What you have to do
Only lines containing "こんぼう" belong in the answer, each copied from the entries below.

===== Data to examine

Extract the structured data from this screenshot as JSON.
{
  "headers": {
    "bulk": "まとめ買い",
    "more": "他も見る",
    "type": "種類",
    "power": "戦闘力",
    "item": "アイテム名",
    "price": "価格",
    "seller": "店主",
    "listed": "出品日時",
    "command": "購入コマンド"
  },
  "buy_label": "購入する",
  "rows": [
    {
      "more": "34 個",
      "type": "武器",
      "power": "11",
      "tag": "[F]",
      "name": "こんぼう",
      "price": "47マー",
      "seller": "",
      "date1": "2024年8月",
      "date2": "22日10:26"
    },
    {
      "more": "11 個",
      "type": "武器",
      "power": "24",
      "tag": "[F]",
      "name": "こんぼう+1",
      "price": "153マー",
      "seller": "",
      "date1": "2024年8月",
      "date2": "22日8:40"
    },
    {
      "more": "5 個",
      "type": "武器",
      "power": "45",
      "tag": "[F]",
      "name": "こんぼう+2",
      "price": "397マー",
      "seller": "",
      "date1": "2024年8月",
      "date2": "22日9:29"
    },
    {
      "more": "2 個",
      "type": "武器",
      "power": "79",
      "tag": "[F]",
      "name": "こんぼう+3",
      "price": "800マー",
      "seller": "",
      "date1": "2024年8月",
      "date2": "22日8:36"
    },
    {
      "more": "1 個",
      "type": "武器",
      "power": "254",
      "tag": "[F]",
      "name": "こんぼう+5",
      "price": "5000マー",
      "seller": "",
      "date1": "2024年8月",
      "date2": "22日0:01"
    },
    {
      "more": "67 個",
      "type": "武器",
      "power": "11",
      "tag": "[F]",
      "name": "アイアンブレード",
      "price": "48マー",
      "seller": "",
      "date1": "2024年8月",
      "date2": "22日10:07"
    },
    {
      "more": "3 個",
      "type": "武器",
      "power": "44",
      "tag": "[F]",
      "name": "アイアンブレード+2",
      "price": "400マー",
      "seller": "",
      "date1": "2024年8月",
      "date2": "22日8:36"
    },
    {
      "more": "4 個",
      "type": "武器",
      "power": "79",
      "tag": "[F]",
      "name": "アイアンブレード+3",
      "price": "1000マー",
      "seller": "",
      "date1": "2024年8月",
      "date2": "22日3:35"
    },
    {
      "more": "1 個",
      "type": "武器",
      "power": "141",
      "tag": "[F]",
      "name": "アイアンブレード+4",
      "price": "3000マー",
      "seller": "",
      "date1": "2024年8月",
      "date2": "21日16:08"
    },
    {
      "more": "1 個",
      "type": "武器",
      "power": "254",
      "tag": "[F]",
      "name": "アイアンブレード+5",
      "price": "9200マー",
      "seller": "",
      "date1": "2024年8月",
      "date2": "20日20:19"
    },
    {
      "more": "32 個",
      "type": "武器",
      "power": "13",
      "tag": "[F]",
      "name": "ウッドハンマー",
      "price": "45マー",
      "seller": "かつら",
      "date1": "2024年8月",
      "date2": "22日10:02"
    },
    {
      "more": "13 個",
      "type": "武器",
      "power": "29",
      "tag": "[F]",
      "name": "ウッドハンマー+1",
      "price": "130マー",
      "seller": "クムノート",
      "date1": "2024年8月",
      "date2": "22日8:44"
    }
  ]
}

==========

Exercise output
      "name": "こんぼう",
      "name": "こんぼう+1",
      "name": "こんぼう+2",
      "name": "こんぼう+3",
      "name": "こんぼう+5",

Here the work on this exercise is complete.